SUPPLIED INFORMATION »

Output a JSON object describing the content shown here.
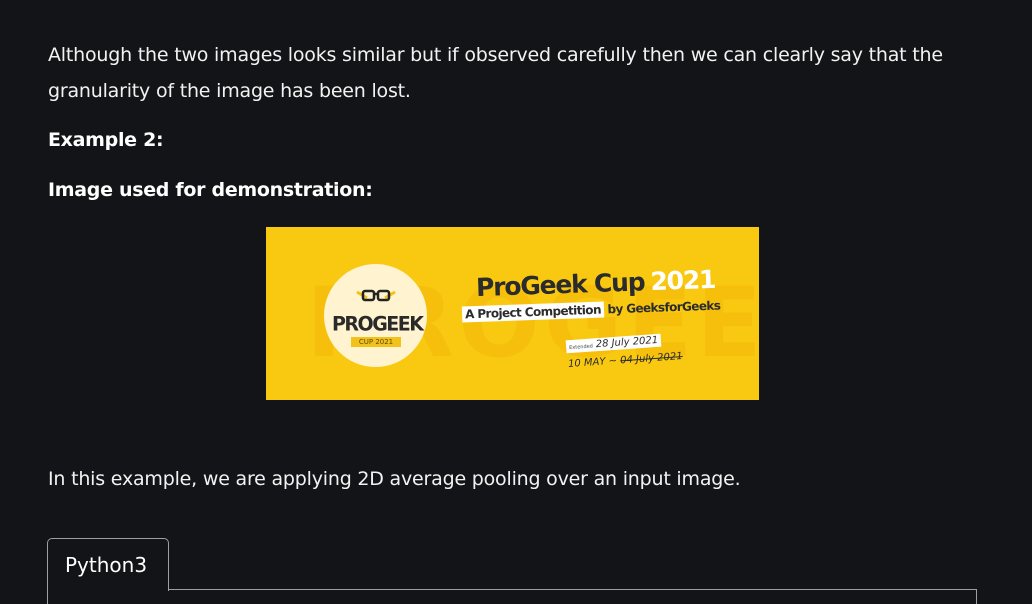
{
  "article": {
    "paragraph_1": "Although the two images looks similar but if observed carefully then we can clearly say that the granularity of the image has been lost.",
    "heading_example": "Example 2:",
    "heading_image": "Image used for demonstration:",
    "paragraph_2": "In this example, we are applying 2D average pooling over an input image."
  },
  "banner": {
    "logo_word": "PROGEEK",
    "logo_sub": "CUP 2021",
    "title": "ProGeek Cup",
    "title_year": "2021",
    "tagline_box": "A Project Competition",
    "tagline_rest": "by GeeksforGeeks",
    "extended_label": "Extended",
    "new_end_date": "28 July 2021",
    "start_date": "10 MAY",
    "date_separator": "~",
    "old_end_date": "04 July 2021",
    "colors": {
      "background": "#f9c912",
      "circle": "#fff4cf",
      "text": "#2b2b2b"
    }
  },
  "code_block": {
    "tab_label": "Python3"
  },
  "colors": {
    "page_background": "#131417",
    "text": "#ffffff",
    "border": "#9aa0a6"
  }
}
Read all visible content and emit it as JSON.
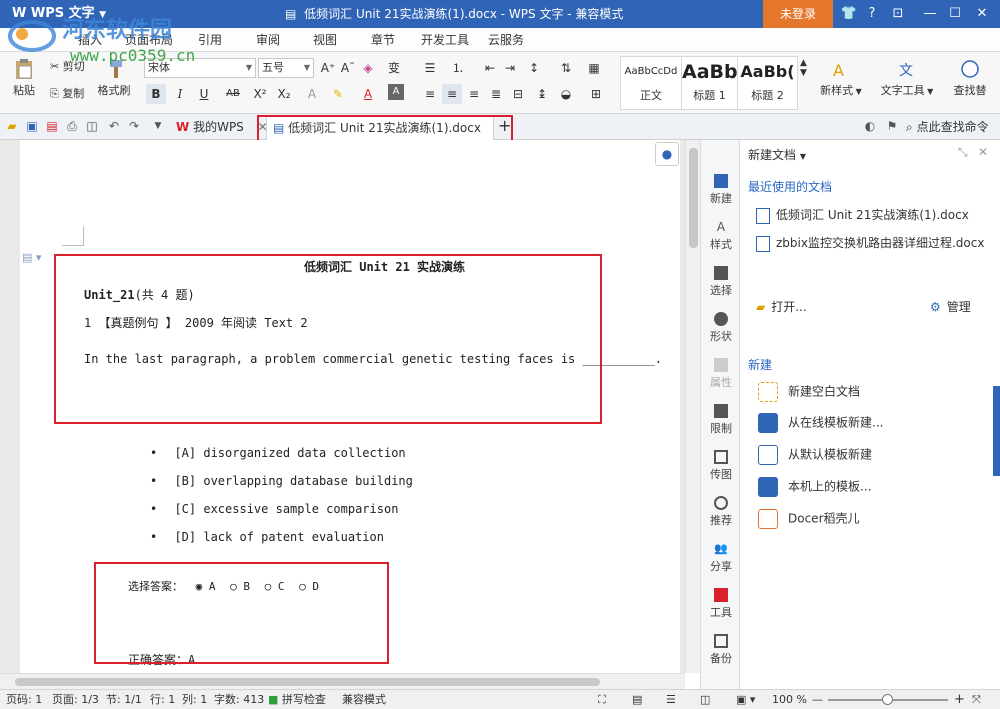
{
  "titlebar": {
    "app_name": "WPS 文字",
    "title": "低频词汇 Unit 21实战演练(1).docx - WPS 文字 - 兼容模式",
    "login": "未登录",
    "help": "?"
  },
  "menu": {
    "tabs": [
      "插入",
      "页面布局",
      "引用",
      "审阅",
      "视图",
      "章节",
      "开发工具",
      "云服务"
    ]
  },
  "ribbon": {
    "paste": "粘贴",
    "cut": "剪切",
    "copy": "复制",
    "format_painter": "格式刷",
    "font_name": "宋体",
    "font_size": "五号",
    "styles": [
      {
        "sample": "AaBbCcDd",
        "label": "正文"
      },
      {
        "sample": "AaBb",
        "label": "标题 1"
      },
      {
        "sample": "AaBb(",
        "label": "标题 2"
      }
    ],
    "new_style": "新样式",
    "text_tools": "文字工具",
    "find_replace": "查找替"
  },
  "tabs": {
    "wps_home": "我的WPS",
    "doc_tab": "低频词汇 Unit 21实战演练(1).docx",
    "search_cmd": "点此查找命令"
  },
  "document": {
    "title": "低频词汇 Unit 21 实战演练",
    "unit_bold": "Unit_21",
    "unit_rest": "(共 4 题)",
    "question_head": "1 【真题例句 】 2009 年阅读 Text 2",
    "question": "In the last paragraph, a problem commercial genetic testing faces is __________.",
    "options": [
      "[A] disorganized data collection",
      "[B] overlapping database building",
      "[C] excessive sample comparison",
      "[D] lack of patent evaluation"
    ],
    "answer_label": "选择答案：",
    "answer_choices": [
      "A",
      "B",
      "C",
      "D"
    ],
    "answer_selected": "A",
    "correct_answer": "正确答案：A"
  },
  "sidebar": {
    "items": [
      "新建",
      "样式",
      "选择",
      "形状",
      "属性",
      "限制",
      "传图",
      "推荐",
      "分享",
      "工具",
      "备份"
    ]
  },
  "taskpane": {
    "title": "新建文档",
    "recent_heading": "最近使用的文档",
    "recent_docs": [
      "低频词汇 Unit 21实战演练(1).docx",
      "zbbix监控交换机路由器详细过程.docx"
    ],
    "open": "打开...",
    "manage": "管理",
    "new_heading": "新建",
    "new_items": [
      "新建空白文档",
      "从在线模板新建...",
      "从默认模板新建",
      "本机上的模板...",
      "Docer稻壳儿"
    ]
  },
  "statusbar": {
    "page_num": "页码: 1",
    "pages": "页面: 1/3",
    "section": "节: 1/1",
    "row": "行: 1",
    "col": "列: 1",
    "words": "字数: 413",
    "spell": "拼写检查",
    "compat": "兼容模式",
    "zoom": "100 %"
  },
  "watermark": {
    "site_name": "河东软件园",
    "url": "www.pc0359.cn"
  },
  "colors": {
    "title_blue": "#2f64b7",
    "login_orange": "#e5772c",
    "highlight_red": "#d9202c",
    "link_blue": "#2b68c2"
  }
}
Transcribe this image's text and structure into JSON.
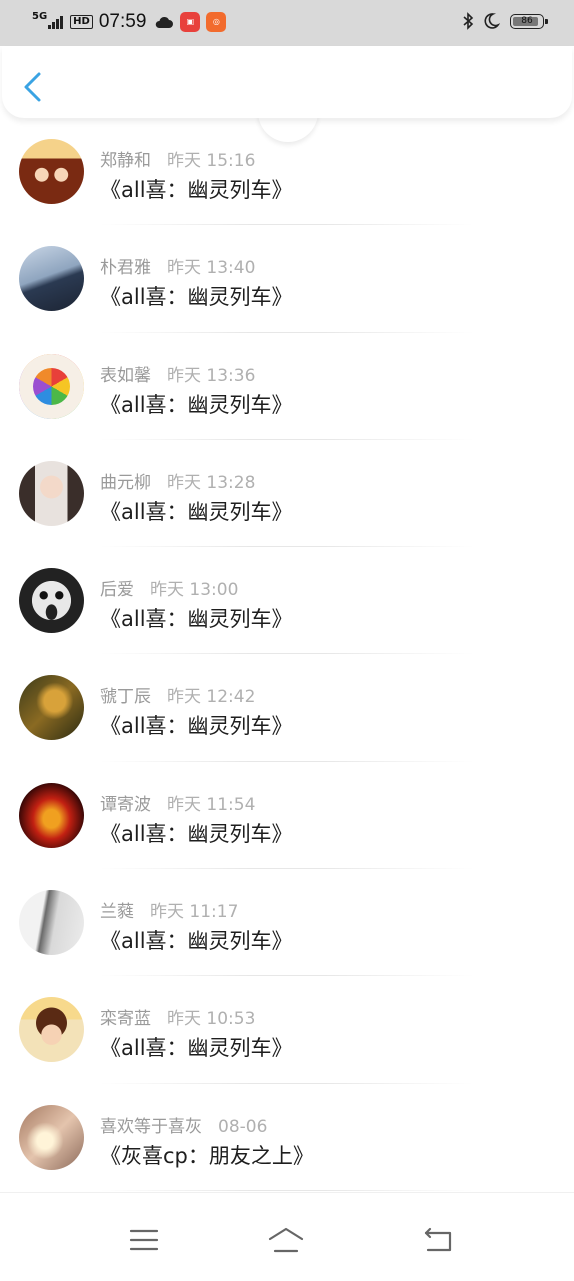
{
  "status_bar": {
    "network": "5G",
    "hd": "HD",
    "time": "07:59",
    "battery": "86"
  },
  "header": {
    "back_icon": "chevron-left-icon",
    "accent": "#3aa3e3"
  },
  "items": [
    {
      "name": "郑静和",
      "time": "昨天 15:16",
      "title": "《all喜：幽灵列车》"
    },
    {
      "name": "朴君雅",
      "time": "昨天 13:40",
      "title": "《all喜：幽灵列车》"
    },
    {
      "name": "表如馨",
      "time": "昨天 13:36",
      "title": "《all喜：幽灵列车》"
    },
    {
      "name": "曲元柳",
      "time": "昨天 13:28",
      "title": "《all喜：幽灵列车》"
    },
    {
      "name": "后爱",
      "time": "昨天 13:00",
      "title": "《all喜：幽灵列车》"
    },
    {
      "name": "虢丁辰",
      "time": "昨天 12:42",
      "title": "《all喜：幽灵列车》"
    },
    {
      "name": "谭寄波",
      "time": "昨天 11:54",
      "title": "《all喜：幽灵列车》"
    },
    {
      "name": "兰蕤",
      "time": "昨天 11:17",
      "title": "《all喜：幽灵列车》"
    },
    {
      "name": "栾寄蓝",
      "time": "昨天 10:53",
      "title": "《all喜：幽灵列车》"
    },
    {
      "name": "喜欢等于喜灰",
      "time": "08-06",
      "title": "《灰喜cp：朋友之上》"
    }
  ],
  "navbar": {
    "menu_icon": "menu-icon",
    "home_icon": "home-icon",
    "back_icon": "back-icon"
  }
}
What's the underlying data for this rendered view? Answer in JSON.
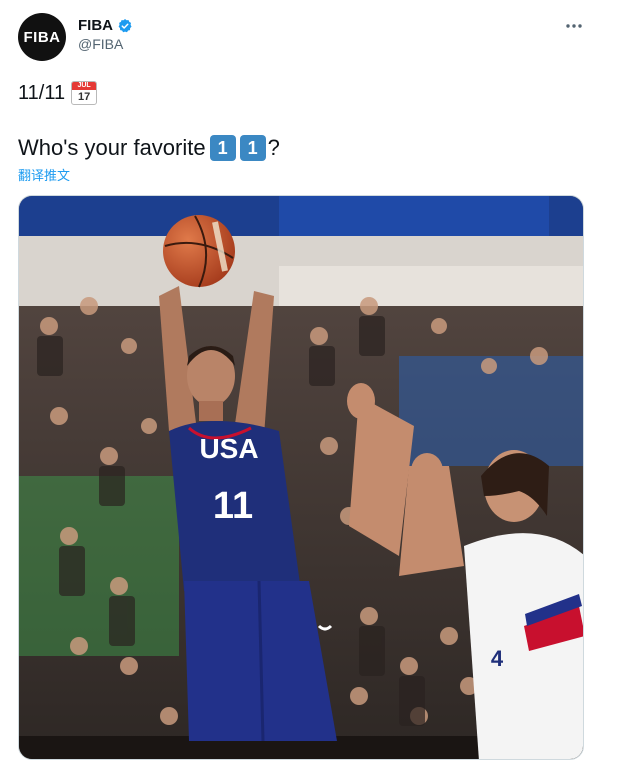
{
  "tweet": {
    "author": {
      "avatar_text": "FIBA",
      "display_name": "FIBA",
      "handle": "@FIBA",
      "verified_icon": "verified-badge-icon",
      "verified_color": "#1d9bf0"
    },
    "more_icon": "ellipsis-icon",
    "line1_text": "11/11",
    "calendar": {
      "month": "JUL",
      "day": "17"
    },
    "line2_text": "Who's your favorite",
    "keycaps": [
      "1",
      "1"
    ],
    "line2_suffix": "?",
    "translate_link": "翻译推文"
  },
  "photo": {
    "description_icon": "basketball-photo",
    "jersey_usa": {
      "team": "USA",
      "number": "11",
      "color": "#1f2f7a"
    },
    "jersey_opponent": {
      "color": "#f4f4f4",
      "number": "4"
    },
    "colors": {
      "arena_blue": "#1c3f8f",
      "crowd_dark": "#3a3330",
      "seats_green": "#3fa34d",
      "ball": "#c8512a"
    }
  }
}
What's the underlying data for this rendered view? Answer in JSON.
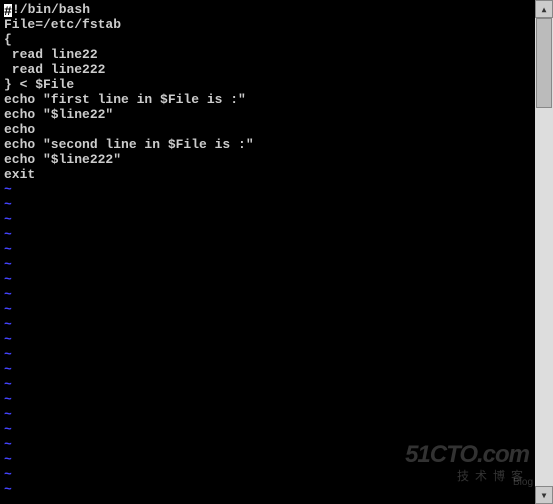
{
  "code": {
    "lines": [
      "#!/bin/bash",
      "File=/etc/fstab",
      "{",
      " read line22",
      " read line222",
      "} < $File",
      "echo \"first line in $File is :\"",
      "echo \"$line22\"",
      "echo",
      "echo \"second line in $File is :\"",
      "echo \"$line222\"",
      "exit"
    ],
    "cursor_line": 0,
    "cursor_col": 0,
    "tilde_count": 20,
    "tilde_char": "~"
  },
  "watermark": {
    "main": "51CTO.com",
    "sub": "技术博客",
    "blog": "Blog"
  }
}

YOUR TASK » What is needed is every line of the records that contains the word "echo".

WRITTEN RESPONSE »
      "echo \"first line in $File is :\"",
      "echo \"$line22\"",
      "echo",
      "echo \"second line in $File is :\"",
      "echo \"$line222\"",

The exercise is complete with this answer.